The largest Indy 500 purse before this year was $14.4 million for the 2008 Indy 500 won by Scott Dixon (whose share was $2,988,065). Ericsson’s haul made him the second Indy 500 winner to top $3 million (2009 winner Helio Castroneves won $3,048,005.

Runner-up Marcus Ericsson won $1.043 million after falling short by 0.0974 seconds in the fourth-closest finish in Indy 500 history.

The 107th Indy 500 drew a crowd of at least 330,000 that was the largest since the sellout for the 100th running in 2016, and the second-largest in more than two decades, according to track officials.

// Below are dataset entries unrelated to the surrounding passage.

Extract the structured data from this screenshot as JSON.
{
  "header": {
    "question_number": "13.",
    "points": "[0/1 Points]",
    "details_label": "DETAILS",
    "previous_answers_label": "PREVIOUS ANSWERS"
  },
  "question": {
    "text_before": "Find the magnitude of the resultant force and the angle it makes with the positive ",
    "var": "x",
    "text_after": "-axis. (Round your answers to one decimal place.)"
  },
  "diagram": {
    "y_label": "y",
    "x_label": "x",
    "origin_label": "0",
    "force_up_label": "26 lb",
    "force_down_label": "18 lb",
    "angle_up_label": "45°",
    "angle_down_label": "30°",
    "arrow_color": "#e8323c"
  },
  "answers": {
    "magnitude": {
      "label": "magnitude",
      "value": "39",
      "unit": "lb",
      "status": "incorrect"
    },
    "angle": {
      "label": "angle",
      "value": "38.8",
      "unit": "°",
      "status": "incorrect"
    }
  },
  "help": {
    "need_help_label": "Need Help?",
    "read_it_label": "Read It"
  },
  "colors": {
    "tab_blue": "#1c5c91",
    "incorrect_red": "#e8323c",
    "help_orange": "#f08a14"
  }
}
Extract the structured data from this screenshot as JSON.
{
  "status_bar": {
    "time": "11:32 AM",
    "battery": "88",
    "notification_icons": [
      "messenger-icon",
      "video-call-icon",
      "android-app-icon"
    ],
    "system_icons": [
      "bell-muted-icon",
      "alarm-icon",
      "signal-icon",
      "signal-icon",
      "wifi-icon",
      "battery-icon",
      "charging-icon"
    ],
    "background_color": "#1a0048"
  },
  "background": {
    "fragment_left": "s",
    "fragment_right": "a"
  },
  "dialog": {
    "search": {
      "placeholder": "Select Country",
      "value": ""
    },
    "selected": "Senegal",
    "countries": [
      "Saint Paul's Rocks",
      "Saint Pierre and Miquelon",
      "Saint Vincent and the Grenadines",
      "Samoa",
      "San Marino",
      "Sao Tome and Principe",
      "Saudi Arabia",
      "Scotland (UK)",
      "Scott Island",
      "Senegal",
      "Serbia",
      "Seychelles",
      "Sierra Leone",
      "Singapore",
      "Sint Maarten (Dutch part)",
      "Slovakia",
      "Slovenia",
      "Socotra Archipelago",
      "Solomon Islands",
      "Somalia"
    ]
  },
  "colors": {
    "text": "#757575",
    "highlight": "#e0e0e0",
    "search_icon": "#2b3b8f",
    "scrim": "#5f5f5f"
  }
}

“This is the greatest race in the world, and it was an especially monumental Month of May featuring packed grandstands and intense on-track action,” Penske Entertainment president and CEO Mark Miles said in a release. “Now, we have the best end card possible for the 107th Running of the Indianapolis 500: a record-breaking purse for the history books.”

Benjamin Pedersen was named the Indy 500 rookie of the year, earning a $50,000 bonus.

The race’s purse is determined through contingency and special awards from IMS and IndyCar. The awards were presented Monday night in the annual Indy 500 Victory Celebration at the JW Marriott in downtown Indianapolis.

The payouts for the 107th Indy 500:

1. Josef Newgarden, $3,666,000
2. Marcus Ericsson, $1,043,000
3. Santino Ferrucci, $481,800
4. Alex Palou, $801,500
5. Alexander Rossi, $574,000
6. Scott Dixon, $582,000
7. Takuma Sato, $217,300
8. Conor Daly, $512,000
9. Colton Herta, $506,500
10. Rinus VeeKay, $556,500
11. Ryan Hunter‐Reay, $145,500
12. Callum Ilott, $495,500
13. Devlin DeFrancesco, $482,000
14. Scott McLaughlin, $485,000
15. Helio Castroneves, $481,500
16. Tony Kanaan, $105,000
17. Marco Andretti, $102,000
18. Jack Harvey, $472,000
19. Christian Lundgaard, $467,500
20. Ed Carpenter, $102,000
21. Benjamin Pedersen (R), $215,300
22. Graham Rahal, $565,500*
23. Will Power, $488,000
24. Pato O’Ward, $516,500
25. Simon Pagenaud, $465,500
26. Agustín Canapino (R), $156,300
27. Felix Rosenqvist, $278,300
28. Kyle Kirkwood, $465,500
29. David Malukas, $462,000
30. Romain Grosjean, $462,000
31. Sting Ray Robb (R), $463,000
32. RC Enerson (R), $103,000
33.  Katherine Legge, $102,000

*–Broken down between two teams, $460,000 Rahal Letterman Lanigan Racing, $105,500 Dreyer & Reinbold Racing/Cusick Motorsports